Tremayne was the first to alight, and he was followed by Natasha and Arnold at a respectful distance, which they kept until the first greeting between the two long and strangely-parted lovers was over. When at length Lady Muriel got out of the arms of her future lord, she at once ran to Natasha with both her hands outstretched, a very picture of grace and health and blushing loveliness.
She was Natasha’s other self, saving only for the incomparable brilliance of colouring and contrast which the daughter of Natas derived from her union of Eastern and Western blood. Yet no fairer type of purely English beauty than Muriel Penarth could have been found between the Border and the Land’s End, and what she lacked of Natasha’s half Oriental brilliance and fire she atoned for by an added measure of that indescribable blend of dignity and gentleness which makes the English gentlewoman perhaps the most truly lovable of all women on earth.
“I could not have believed that the world held two such lovely women,” said Arnold to Tremayne, as the two girls met and embraced. “How marvellously alike they are, too! They might be sisters. Surely they must be some relation.”
“Yes, I am sure they are,” replied Tremayne; “such a resemblance cannot be accidental. I remember in that queer double life of mine, when I was your unconscious rival, I used to interchange them until they almost seemed to be the same identity to me. There is some little mystery behind the likeness which we shall have cleared up before very long now. Natas told me to take Lord Marazion to him in the saloon, and said he would not enter the Castle till he had spoken with him alone. There he is at the door! You go and make Muriel’s acquaintance, and I will take him on board at once.”
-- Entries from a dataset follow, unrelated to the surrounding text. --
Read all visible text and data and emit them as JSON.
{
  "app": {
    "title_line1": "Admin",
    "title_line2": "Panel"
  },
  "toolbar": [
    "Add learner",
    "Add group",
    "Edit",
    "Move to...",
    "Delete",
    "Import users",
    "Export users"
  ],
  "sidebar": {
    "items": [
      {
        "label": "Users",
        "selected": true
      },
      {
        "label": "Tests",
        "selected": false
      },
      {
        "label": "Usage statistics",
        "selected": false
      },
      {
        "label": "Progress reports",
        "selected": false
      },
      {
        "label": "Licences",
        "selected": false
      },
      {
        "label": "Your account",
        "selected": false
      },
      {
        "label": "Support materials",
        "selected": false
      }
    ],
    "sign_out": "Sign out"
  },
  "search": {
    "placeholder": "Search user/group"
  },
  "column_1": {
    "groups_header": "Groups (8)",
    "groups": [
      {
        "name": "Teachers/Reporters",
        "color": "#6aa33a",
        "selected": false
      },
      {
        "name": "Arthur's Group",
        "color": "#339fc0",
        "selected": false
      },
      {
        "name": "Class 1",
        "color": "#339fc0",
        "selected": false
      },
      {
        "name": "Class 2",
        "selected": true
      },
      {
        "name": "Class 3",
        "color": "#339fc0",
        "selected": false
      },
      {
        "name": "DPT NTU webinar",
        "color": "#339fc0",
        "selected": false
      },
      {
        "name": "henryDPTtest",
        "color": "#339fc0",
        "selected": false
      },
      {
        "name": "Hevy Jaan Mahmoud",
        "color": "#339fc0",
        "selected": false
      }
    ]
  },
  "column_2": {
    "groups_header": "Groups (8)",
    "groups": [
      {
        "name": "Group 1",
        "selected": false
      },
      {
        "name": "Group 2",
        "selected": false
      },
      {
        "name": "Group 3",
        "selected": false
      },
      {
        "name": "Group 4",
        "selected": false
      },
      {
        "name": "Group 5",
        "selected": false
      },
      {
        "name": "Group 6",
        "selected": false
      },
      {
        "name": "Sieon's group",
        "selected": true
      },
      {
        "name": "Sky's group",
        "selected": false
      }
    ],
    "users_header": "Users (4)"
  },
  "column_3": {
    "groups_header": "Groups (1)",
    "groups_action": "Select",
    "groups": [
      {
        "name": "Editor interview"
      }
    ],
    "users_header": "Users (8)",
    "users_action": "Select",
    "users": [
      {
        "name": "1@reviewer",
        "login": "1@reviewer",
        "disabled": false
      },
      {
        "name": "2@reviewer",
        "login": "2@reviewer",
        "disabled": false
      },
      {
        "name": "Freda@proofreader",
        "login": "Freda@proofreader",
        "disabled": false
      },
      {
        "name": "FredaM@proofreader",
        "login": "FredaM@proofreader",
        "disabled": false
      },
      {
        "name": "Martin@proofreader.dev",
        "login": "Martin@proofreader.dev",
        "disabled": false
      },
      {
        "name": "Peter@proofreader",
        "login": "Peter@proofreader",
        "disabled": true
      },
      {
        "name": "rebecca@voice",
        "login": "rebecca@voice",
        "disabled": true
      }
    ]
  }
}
So saying, Tremayne ran up the terrace steps, shook hands heartily with the old nobleman, and then came down with him towards the air-ship. As they met Lady Muriel coming up with Arnold on one side of her and Natasha on the other, Lord Marazion stopped suddenly with an exclamation of wonder. He took his arm out of Tremayne’s, strode rapidly to Natasha, and, before his daughter could say a word of introduction, put his hands on her shoulders, and looked into her lovely upturned face through a sudden mist of tears that rose unbidden to his eyes.
“It is a miracle!” he said, in a low voice that trembled with emotion. “If you are the daughter of Natas, there is no need to tell me who he is, for you are Sylvia Penarth’s daughter too. Is not that so, Sylvia di Murska — for I know you bear your mother’s name?”
“Yes, I bear her name — and my father’s. He is waiting for you in the air-ship, and he has much to say to you. You will bring him back to the Castle with you, will you not?”
Natasha spoke with a seriousness that had more weight than her words, but Lord Marazion understood her meaning. He stooped down and kissed her on the brow, saying —
“Yes, yes; the past is the past. I will go to him, and you shall see us come back together.”
“And so we are cousins!” exclaimed Lady Muriel, slipping her arm round Natasha’s waist as she spoke. “I was sure we must be some relation to each other; for, though I am not so beautiful”—
“Don’t talk nonsense, or I shall call you ‘Your Ladyship’ for the rest of the day. Yes, of course we are alike, since our mothers were twin-sisters, and the very image of each other, according to their portraits.”
While the girls were talking of their new-found relationship, Arnold had dropped behind to wait for Tremayne, who, after he had taken Lord Marazion into the saloon of the Ithuriel, had left him with Natas and returned to the Castle alone.
Last updated Monday, December 22, 2014 at 10:50